(MADISON) – State Senator Tim Carpenter today announced that he has drafted legislation to provide severe penalties for anyone who is found to have committed battery, or threatened to do so, to a state or local health department official, employee, or a member of that person’s family.
“I had begun work on the bill prior to this past Sunday’s article in the Milwaukee Journal Sentinel that illustrates what health care workers are facing right now,” said Carpenter. “I had heard from some people who have already been faced with threats simply for doing their jobs. That is not acceptable.”
Senator Carpenter said he will introduce the bill upon the commencement of the 2021-2022 Legislative Session.
“We have health care workers doing the best they can do in addressing the COVID-19 pandemic, and they should never have to face anyone who maybe believes it’s all a hoax,” said Carpenter. “They are doing their jobs – and thank goodness for them in doing so – and they absolutely do not need threats to them or their families. I really can’t believe what I’m hearing and reading.”
Senator Carpenter’s legislation would be based on current Wisconsin law that provides for a felony charge for anyone causing bodily harm or threatening to cause bodily harm to certain state and local officials and their families.
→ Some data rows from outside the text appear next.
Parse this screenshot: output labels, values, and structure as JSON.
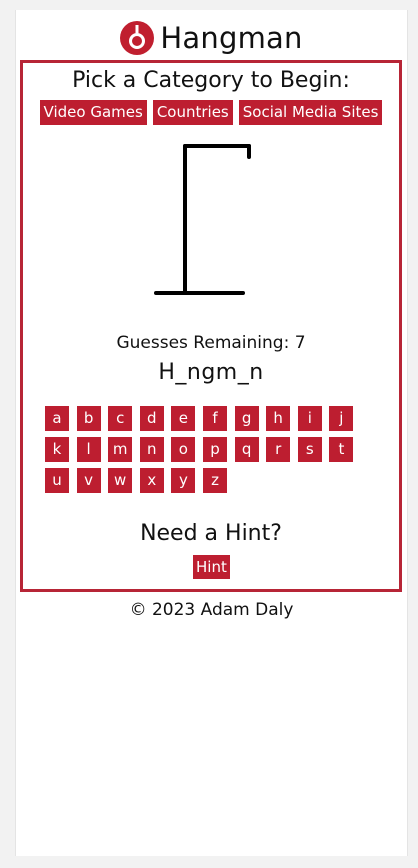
{
  "header": {
    "title": "Hangman",
    "logo_icon": "noose-icon",
    "accent_color": "#bd1e30"
  },
  "category": {
    "title": "Pick a Category to Begin:",
    "options": [
      "Video Games",
      "Countries",
      "Social Media Sites"
    ]
  },
  "game": {
    "guesses_label": "Guesses Remaining: 7",
    "word_display": "H_ngm_n",
    "letters": [
      "a",
      "b",
      "c",
      "d",
      "e",
      "f",
      "g",
      "h",
      "i",
      "j",
      "k",
      "l",
      "m",
      "n",
      "o",
      "p",
      "q",
      "r",
      "s",
      "t",
      "u",
      "v",
      "w",
      "x",
      "y",
      "z"
    ]
  },
  "hint": {
    "title": "Need a Hint?",
    "button_label": "Hint"
  },
  "footer": {
    "copyright": "© 2023 Adam Daly"
  }
}
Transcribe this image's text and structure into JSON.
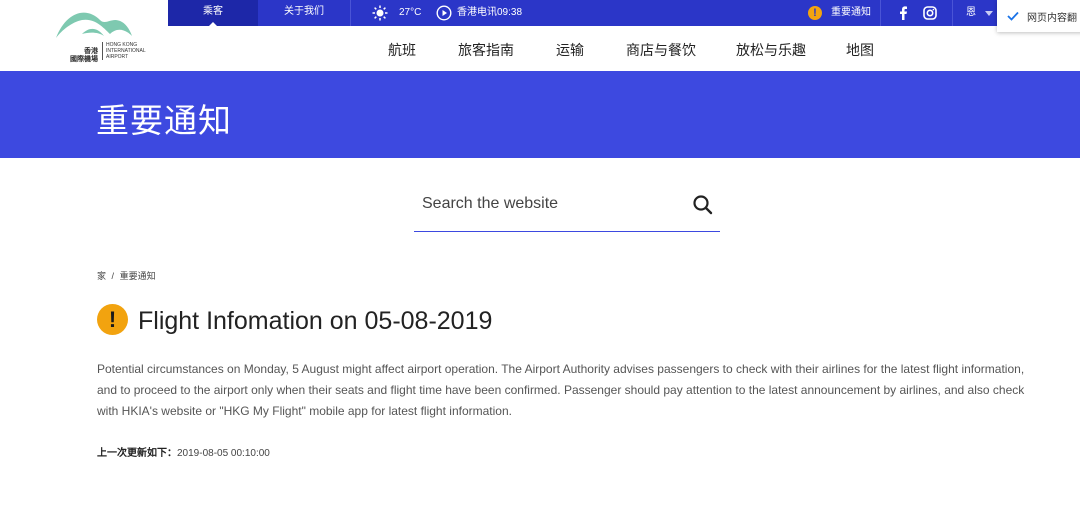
{
  "logo": {
    "cn": "香港\n國際機場",
    "en": "HONG KONG\nINTERNATIONAL\nAIRPORT",
    "color": "#7ec9b0"
  },
  "topbar": {
    "tab_passenger": "乘客",
    "tab_about": "关于我们",
    "weather_icon": "sun-icon",
    "temperature": "27°C",
    "time_icon": "play-circle-icon",
    "time_text": "香港电讯09:38",
    "notice_label": "重要通知",
    "social": [
      "facebook-icon",
      "instagram-icon"
    ],
    "lang_label": "恩",
    "color": "#2b36c8"
  },
  "translate_popup": {
    "label": "网页内容翻"
  },
  "mainnav": {
    "items": [
      "航班",
      "旅客指南",
      "运输",
      "商店与餐饮",
      "放松与乐趣",
      "地图"
    ]
  },
  "banner": {
    "title": "重要通知",
    "color": "#3d49e0"
  },
  "search": {
    "placeholder": "Search the website"
  },
  "breadcrumb": {
    "home": "家",
    "separator": "/",
    "current": "重要通知"
  },
  "article": {
    "title": "Flight Infomation on 05-08-2019",
    "body": "Potential circumstances on Monday, 5 August might affect airport operation. The Airport Authority advises passengers to check with their airlines for the latest flight information, and to proceed to the airport only when their seats and flight time have been confirmed. Passenger should pay attention to the latest announcement by airlines, and also check with HKIA's website or \"HKG My Flight\" mobile app for latest flight information.",
    "updated_label": "上一次更新如下：",
    "updated_value": "2019-08-05 00:10:00",
    "alert_color": "#f2a30f"
  }
}
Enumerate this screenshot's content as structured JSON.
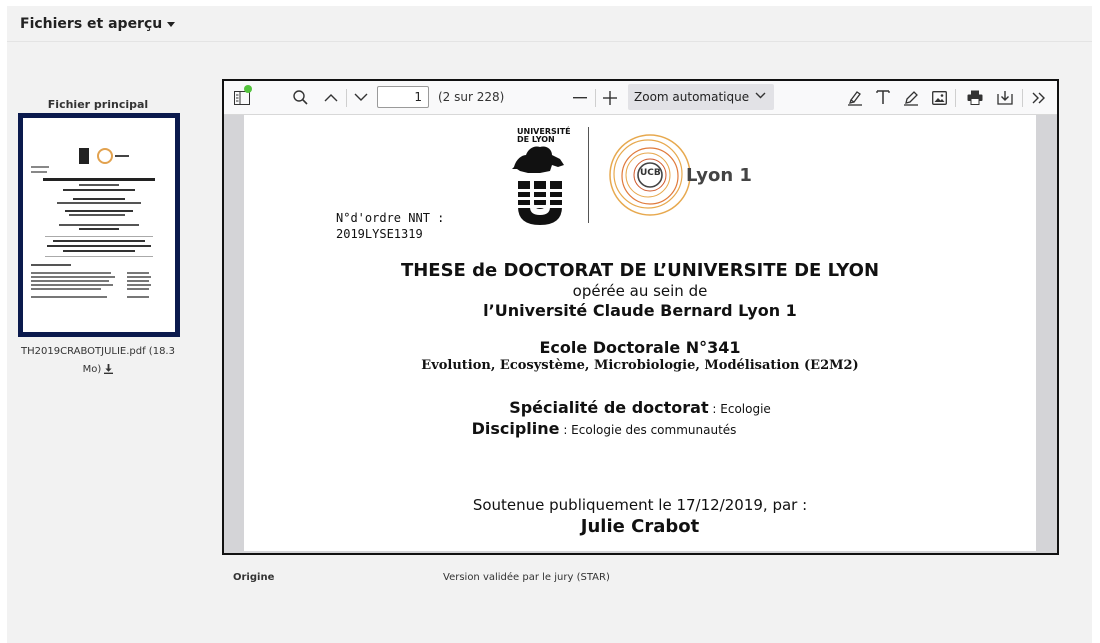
{
  "section": {
    "title": "Fichiers et aperçu"
  },
  "sidebar": {
    "label": "Fichier principal",
    "filename": "TH2019CRABOTJULIE.pdf (18.3 Mo)"
  },
  "viewer": {
    "page_number": "1",
    "page_count": "(2 sur 228)",
    "zoom": "Zoom automatique"
  },
  "document": {
    "nnt_label": "N°d'ordre NNT :",
    "nnt_value": "2019LYSE1319",
    "logo_left_line1": "UNIVERSITÉ",
    "logo_left_line2": "DE LYON",
    "logo_right_text": "Lyon 1",
    "logo_right_seal": "UCB",
    "title": "THESE de DOCTORAT DE L’UNIVERSITE DE LYON",
    "subtitle": "opérée au sein de",
    "university": "l’Université Claude Bernard Lyon 1",
    "school": "Ecole Doctorale N°341",
    "school_fields": "Evolution, Ecosystème, Microbiologie, Modélisation (E2M2)",
    "specialty_label": "Spécialité de doctorat",
    "specialty_value": " : Ecologie",
    "discipline_label": "Discipline",
    "discipline_value": " : Ecologie des communautés",
    "defense": "Soutenue publiquement le 17/12/2019, par :",
    "author": "Julie Crabot"
  },
  "meta": {
    "origin_label": "Origine",
    "origin_value": "Version validée par le jury (STAR)"
  },
  "colors": {
    "thumb_border": "#0b1a4d",
    "notification": "#53c33c"
  }
}
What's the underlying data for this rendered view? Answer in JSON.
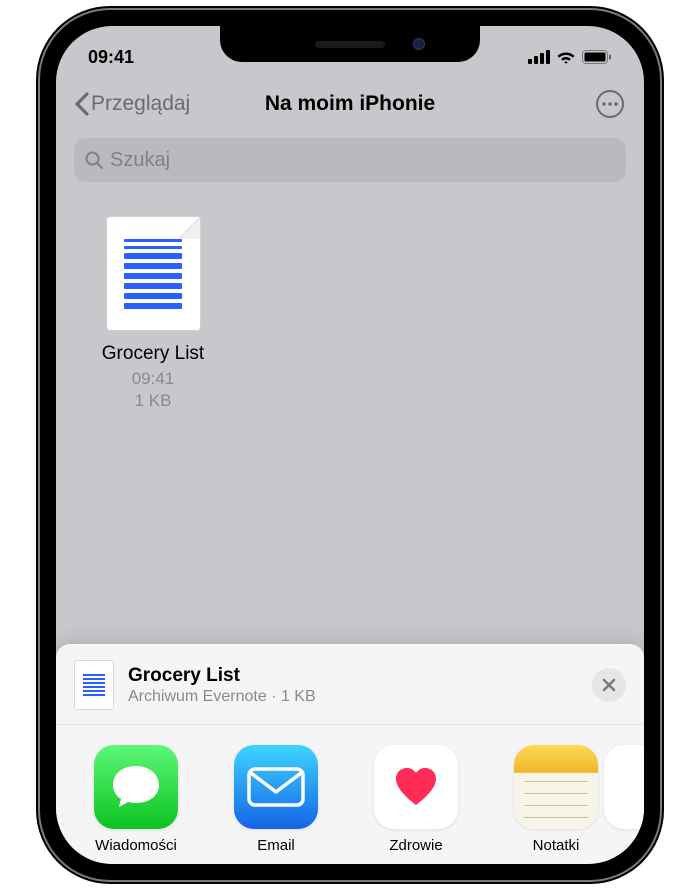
{
  "status": {
    "time": "09:41"
  },
  "nav": {
    "back_label": "Przeglądaj",
    "title": "Na moim iPhonie"
  },
  "search": {
    "placeholder": "Szukaj"
  },
  "files": [
    {
      "name": "Grocery List",
      "time": "09:41",
      "size": "1 KB"
    }
  ],
  "share": {
    "title": "Grocery List",
    "subtitle": "Archiwum Evernote · 1 KB",
    "apps": [
      {
        "label": "Wiadomości"
      },
      {
        "label": "Email"
      },
      {
        "label": "Zdrowie"
      },
      {
        "label": "Notatki"
      }
    ]
  }
}
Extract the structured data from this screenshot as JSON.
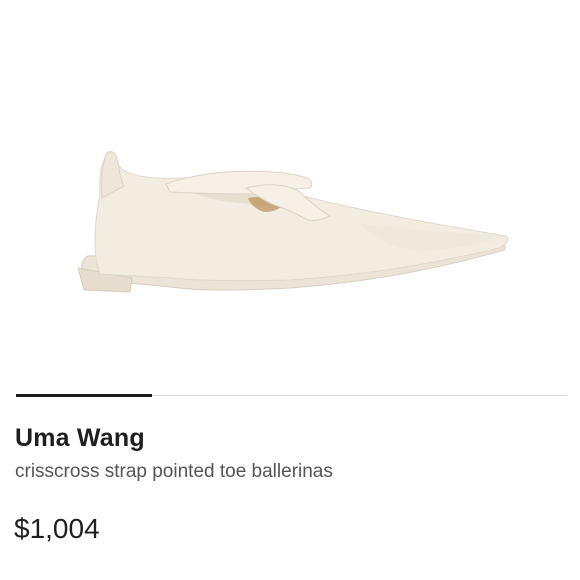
{
  "product": {
    "brand": "Uma Wang",
    "name": "crisscross strap pointed toe ballerinas",
    "price": "$1,004",
    "image_icon": "ballerina-shoe-image",
    "shoe_color": "#f3ece1",
    "image_progress_fraction": 0.25
  }
}
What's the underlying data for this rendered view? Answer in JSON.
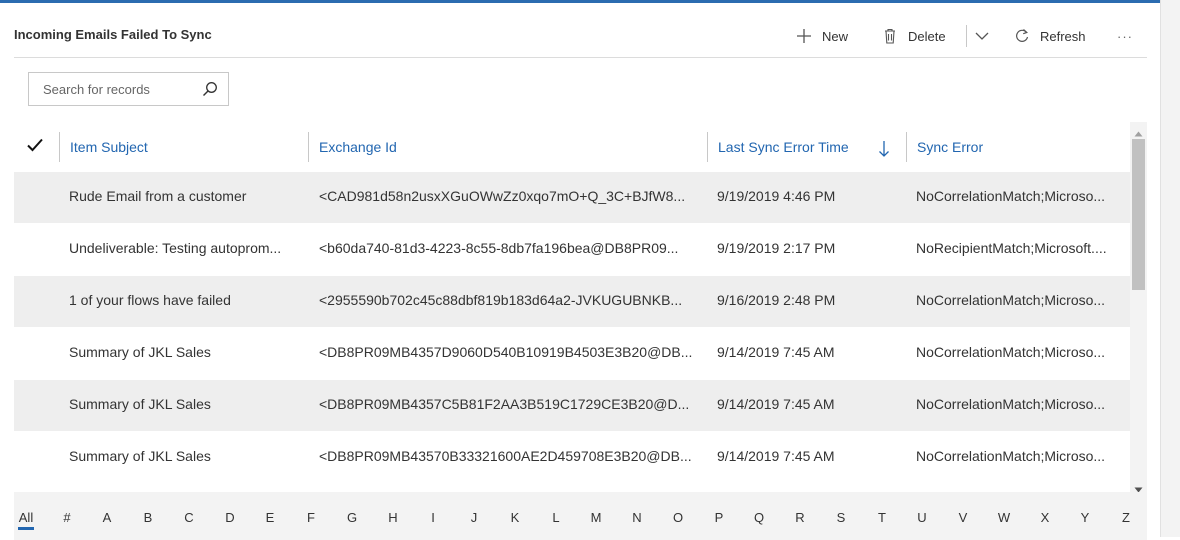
{
  "header": {
    "title": "Incoming Emails Failed To Sync",
    "commands": {
      "new_label": "New",
      "delete_label": "Delete",
      "refresh_label": "Refresh",
      "more_label": "···"
    }
  },
  "search": {
    "placeholder": "Search for records",
    "value": ""
  },
  "grid": {
    "columns": [
      "Item Subject",
      "Exchange Id",
      "Last Sync Error Time",
      "Sync Error"
    ],
    "sorted_column": "Last Sync Error Time",
    "sort_direction": "descending",
    "rows": [
      {
        "subject": "Rude Email from a customer",
        "exchange_id": "<CAD981d58n2usxXGuOWwZz0xqo7mO+Q_3C+BJfW8...",
        "time": "9/19/2019 4:46 PM",
        "error": "NoCorrelationMatch;Microso..."
      },
      {
        "subject": "Undeliverable: Testing autoprom...",
        "exchange_id": "<b60da740-81d3-4223-8c55-8db7fa196bea@DB8PR09...",
        "time": "9/19/2019 2:17 PM",
        "error": "NoRecipientMatch;Microsoft...."
      },
      {
        "subject": "1 of your flows have failed",
        "exchange_id": "<2955590b702c45c88dbf819b183d64a2-JVKUGUBNKB...",
        "time": "9/16/2019 2:48 PM",
        "error": "NoCorrelationMatch;Microso..."
      },
      {
        "subject": "Summary of JKL Sales",
        "exchange_id": "<DB8PR09MB4357D9060D540B10919B4503E3B20@DB...",
        "time": "9/14/2019 7:45 AM",
        "error": "NoCorrelationMatch;Microso..."
      },
      {
        "subject": "Summary of JKL Sales",
        "exchange_id": "<DB8PR09MB4357C5B81F2AA3B519C1729CE3B20@D...",
        "time": "9/14/2019 7:45 AM",
        "error": "NoCorrelationMatch;Microso..."
      },
      {
        "subject": "Summary of JKL Sales",
        "exchange_id": "<DB8PR09MB43570B33321600AE2D459708E3B20@DB...",
        "time": "9/14/2019 7:45 AM",
        "error": "NoCorrelationMatch;Microso..."
      }
    ]
  },
  "alphabet": {
    "active": "All",
    "letters": [
      "All",
      "#",
      "A",
      "B",
      "C",
      "D",
      "E",
      "F",
      "G",
      "H",
      "I",
      "J",
      "K",
      "L",
      "M",
      "N",
      "O",
      "P",
      "Q",
      "R",
      "S",
      "T",
      "U",
      "V",
      "W",
      "X",
      "Y",
      "Z"
    ]
  },
  "icons": {
    "new": "plus-icon",
    "delete": "trash-icon",
    "split": "chevron-down-icon",
    "refresh": "refresh-icon",
    "search": "search-icon",
    "select_all": "checkmark-icon",
    "sort": "arrow-down-icon"
  },
  "colors": {
    "accent": "#2266b0",
    "top_bar": "#2b6cb0",
    "row_shade": "#eeeeee"
  }
}
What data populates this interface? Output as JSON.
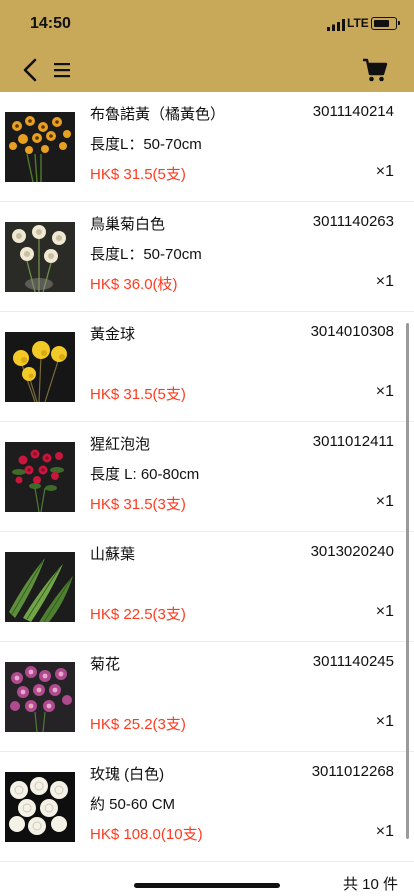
{
  "status_bar": {
    "time": "14:50",
    "network": "LTE"
  },
  "nav": {
    "back_icon": "chevron-left-icon",
    "menu_icon": "hamburger-menu-icon",
    "cart_icon": "shopping-cart-icon"
  },
  "items": [
    {
      "name": "布魯諾黃（橘黃色）",
      "code": "3011140214",
      "spec": "長度L：50-70cm",
      "price": "HK$ 31.5(5支)",
      "qty": "×1"
    },
    {
      "name": "鳥巢菊白色",
      "code": "3011140263",
      "spec": "長度L：50-70cm",
      "price": "HK$ 36.0(枝)",
      "qty": "×1"
    },
    {
      "name": "黃金球",
      "code": "3014010308",
      "spec": "",
      "price": "HK$ 31.5(5支)",
      "qty": "×1"
    },
    {
      "name": "猩紅泡泡",
      "code": "3011012411",
      "spec": "長度 L: 60-80cm",
      "price": "HK$ 31.5(3支)",
      "qty": "×1"
    },
    {
      "name": "山蘇葉",
      "code": "3013020240",
      "spec": "",
      "price": "HK$ 22.5(3支)",
      "qty": "×1"
    },
    {
      "name": "菊花",
      "code": "3011140245",
      "spec": "",
      "price": "HK$ 25.2(3支)",
      "qty": "×1"
    },
    {
      "name": "玫瑰 (白色)",
      "code": "3011012268",
      "spec": "約 50-60 CM",
      "price": "HK$ 108.0(10支)",
      "qty": "×1"
    }
  ],
  "footer": {
    "total": "共 10 件"
  },
  "colors": {
    "header_bg": "#c8a95a",
    "price": "#ff3b1f",
    "text": "#111111"
  }
}
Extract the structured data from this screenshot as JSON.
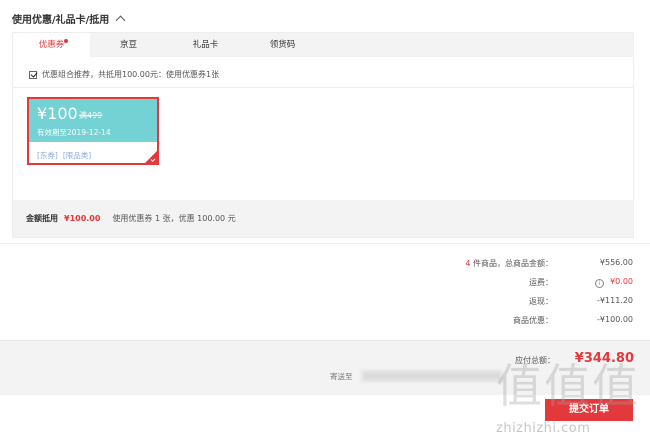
{
  "section": {
    "title": "使用优惠/礼品卡/抵用"
  },
  "tabs": [
    {
      "label": "优惠券",
      "active": true
    },
    {
      "label": "京豆",
      "active": false
    },
    {
      "label": "礼品卡",
      "active": false
    },
    {
      "label": "领货码",
      "active": false
    }
  ],
  "recommend": {
    "checked": true,
    "text": "优惠组合推荐，共抵用100.00元：使用优惠券1张"
  },
  "coupon": {
    "amount": "¥100",
    "condition": "满499",
    "valid_until": "有效期至2019-12-14",
    "tags": [
      "[东券]",
      "[限品类]"
    ],
    "selected": true,
    "color": "#74d2d4"
  },
  "deduction": {
    "label": "金额抵用",
    "amount": "¥100.00",
    "desc": "使用优惠券 1 张，优惠 100.00 元"
  },
  "totals": {
    "item_count": "4",
    "items_label": "件商品，总商品金额：",
    "items_total": "¥556.00",
    "shipping_label": "运费：",
    "shipping_icon": "i",
    "shipping_value": "¥0.00",
    "rebate_label": "返现：",
    "rebate_value": "-¥111.20",
    "discount_label": "商品优惠：",
    "discount_value": "-¥100.00"
  },
  "footer": {
    "pay_label": "应付总额：",
    "pay_amount": "¥344.80",
    "ship_to_label": "寄送至"
  },
  "submit": {
    "label": "提交订单"
  },
  "watermark": {
    "glyphs": "值值值",
    "text": "zhizhizhi.com"
  },
  "colors": {
    "accent": "#e4393c",
    "coupon": "#74d2d4",
    "panel_bg": "#f3f3f3"
  }
}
“The bill is aimed at protecting those health care workers who have already been threatened during this pandemic,” said Carpenter. “It also provides protections for poll workers and other local officials who help shepherd our elections. If you cause bodily harm or threaten to do so to a local health care worker or election official, or one of their family members, you are going to pay a steep price.”
While current law already makes it a Class I felony to cause bodily harm or threaten to cause bodily harm to many state and local officials, and in some cases, their family members, Carpenter’s bill extends the prohibition to include employees who are working for a local health department in any capacity, along with that person’s family. It would be a Class H felony if found guilty.